A private manure/algae digester is likely coming to town.
An ordinance to allow Optional Energy Partners of Florida to build and operate a digester on future city property easily passed Thursday evening during a special city council meeting where every seat was filled.
Councilman Ed Jeffries cast the sole dissenting vote.
Before voting on the final reading of the ordinance, council members listened to several residents opposed to the idea during the nearly three-hour meeting.
The digester is planned to be built on five acres of a 60-acre site the city is buying along Meyer Road, just south of state Route 29. The land already is annexed into the city. The site is being called the Celina Renewable Energy Center and also would include two solar plants.
Resident Susan Rausch said the biggest concern of residents is the proximity of the proposed digester to people.
"It’s because you’re so close to two schools and (residences)," she said.
Celina Planning and Community Development Director Kent Bryan said the property was the only site to come into play with a willing seller at a reasonable price.
Councilman Jeff Larmore said Optional Energy Partners looked at seven sites.
Becky Steinbrunner said nothing has ever been done to improve the west side of town.
Bryan reminded her of the state Route 29 project completed a few years ago, when a half-mile stretch was widened and new storm lines, drains, sidewalks, curbs and gutters were installed.
Lannie Tindall said the west side is tough and has put up with nothing being done to the area. He said the bottom line is why should a digester be put in the residents’ backyards.
In regard to Bryan stating the digester is part of an initiative to clean the lake, Tindall said that is not the responsibility of citizens.
"It’s not our baby," he said.
Concerns about flooding, odor and declining property values also were addressed.
Jesse King, who is running for city mayor in the primary, said there’s no proof that the property won’t flood.
"There’s nothing to prove it’s not going to be a stinking mess," he said. "That scares me, and I’m fearless."
Janis Tindall said she obtained 500 signatures from citizens concerned about a digester. Council members are supposed to be a voice for them, she said.
Larmore said his phone has been ringing off the hook. He said he has heard both sides, adding those supporting the digester did not attend the meeting.
Bryan added that he would not proceed with the project if he felt it would hurt property values.
Just after 10 p.m., council president Jason King stopped the audience participation and asked council to take action. Soon after, it was approved.
Also at the meeting, council passed second reading of an ordinance to purchase the 60 acres for the renewable energy center from the Floyd E. and Joanne M. Heiby Trust for $720,000.
Optional Energy Partners is paying the city $400,000 for its five acres. The solar plants will be built by Solar Vision of Westerville, which agreed to pay the city $1.3 million for 28 acres.
Council unanimously passed final reading of the ordinance allowing Solar Vision to construct its plants.

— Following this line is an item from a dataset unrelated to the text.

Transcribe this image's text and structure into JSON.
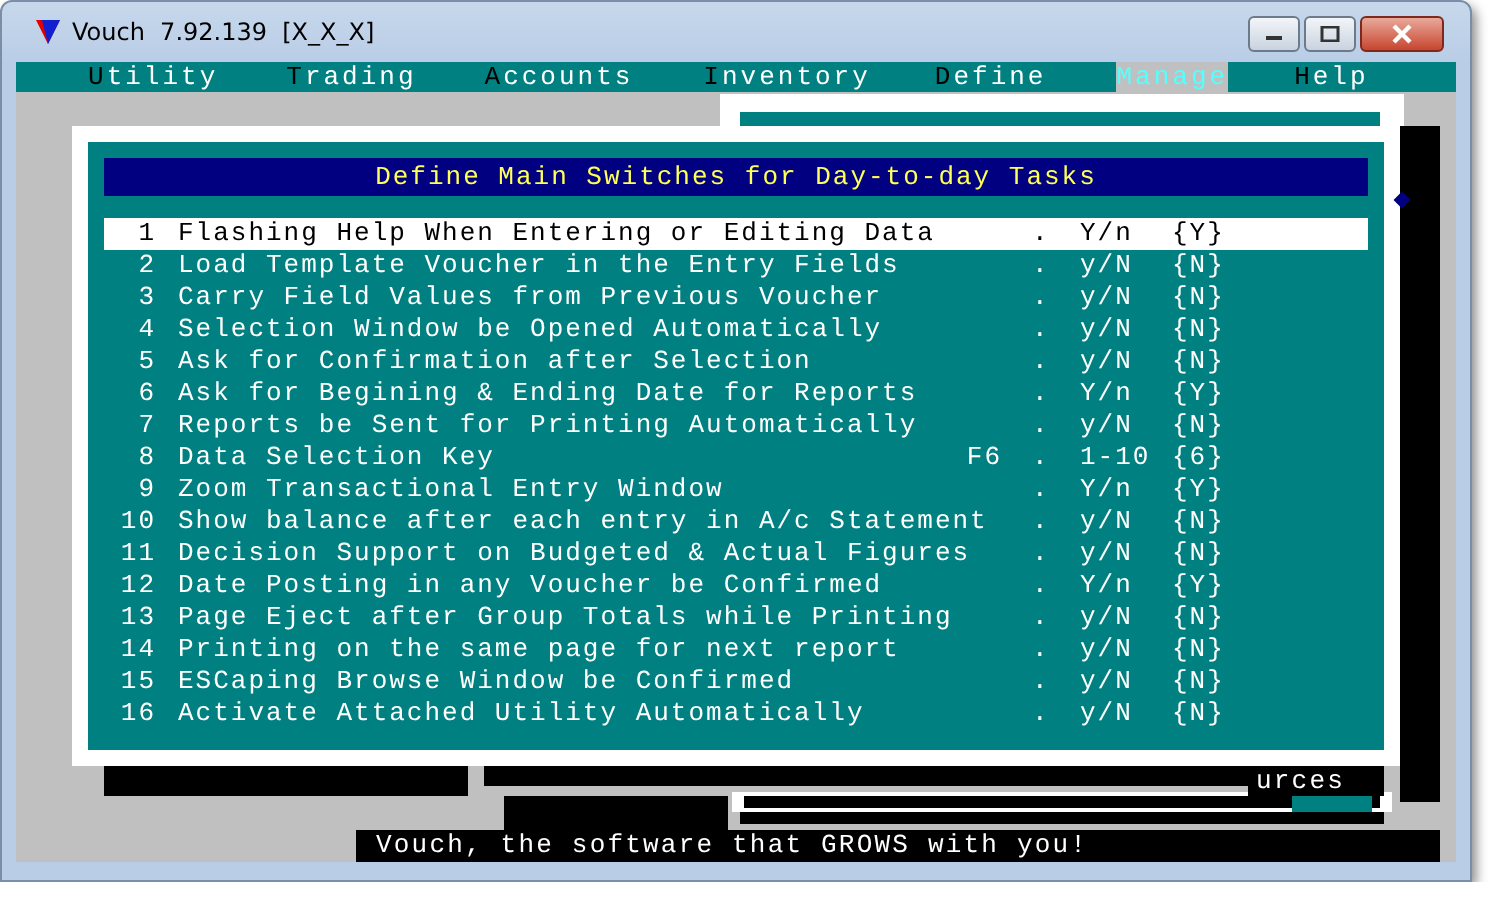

Council also suspended the rules and passed another ordinance detailing an interconnection upgrade that Solar Vision has agreed to construct at an estimated $1.5 million. The system, which includes a substation, lines and poles, will allow the city’s electrical system to handle the additional power.

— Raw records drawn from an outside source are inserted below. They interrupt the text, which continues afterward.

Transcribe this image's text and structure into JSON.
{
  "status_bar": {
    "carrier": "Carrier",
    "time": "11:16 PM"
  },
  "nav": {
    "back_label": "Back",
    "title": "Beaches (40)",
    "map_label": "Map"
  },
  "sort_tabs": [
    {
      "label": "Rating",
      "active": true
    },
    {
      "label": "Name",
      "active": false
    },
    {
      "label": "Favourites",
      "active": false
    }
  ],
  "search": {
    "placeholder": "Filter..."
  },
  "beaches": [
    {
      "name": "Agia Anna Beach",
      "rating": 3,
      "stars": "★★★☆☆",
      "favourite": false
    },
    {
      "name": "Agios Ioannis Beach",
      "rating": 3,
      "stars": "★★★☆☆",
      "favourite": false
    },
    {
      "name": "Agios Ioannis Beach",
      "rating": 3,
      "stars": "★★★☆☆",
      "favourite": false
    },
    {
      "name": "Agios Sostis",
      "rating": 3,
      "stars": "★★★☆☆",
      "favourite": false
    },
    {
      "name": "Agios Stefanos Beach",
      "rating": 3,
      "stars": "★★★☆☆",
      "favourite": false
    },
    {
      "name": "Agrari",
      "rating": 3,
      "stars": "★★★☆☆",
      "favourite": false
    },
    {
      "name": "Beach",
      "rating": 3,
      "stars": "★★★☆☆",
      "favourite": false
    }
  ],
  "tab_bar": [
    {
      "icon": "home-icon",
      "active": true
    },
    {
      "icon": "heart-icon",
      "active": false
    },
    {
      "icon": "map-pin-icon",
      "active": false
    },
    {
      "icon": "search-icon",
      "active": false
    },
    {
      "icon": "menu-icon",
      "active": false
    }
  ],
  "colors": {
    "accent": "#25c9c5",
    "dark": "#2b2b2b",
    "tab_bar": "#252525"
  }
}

Any other renewable energy producer – including Optional Energy Partners – that uses Solar Vision’s substation and interconnection improvements would have to pay Solar Vision $150,000 for each megawatt it produces.
The two solar operations would produce a total of 5 megawatts, while the digester is expected to produce up to 1.5 megawatts.
By William Kincaid, The Daily Standard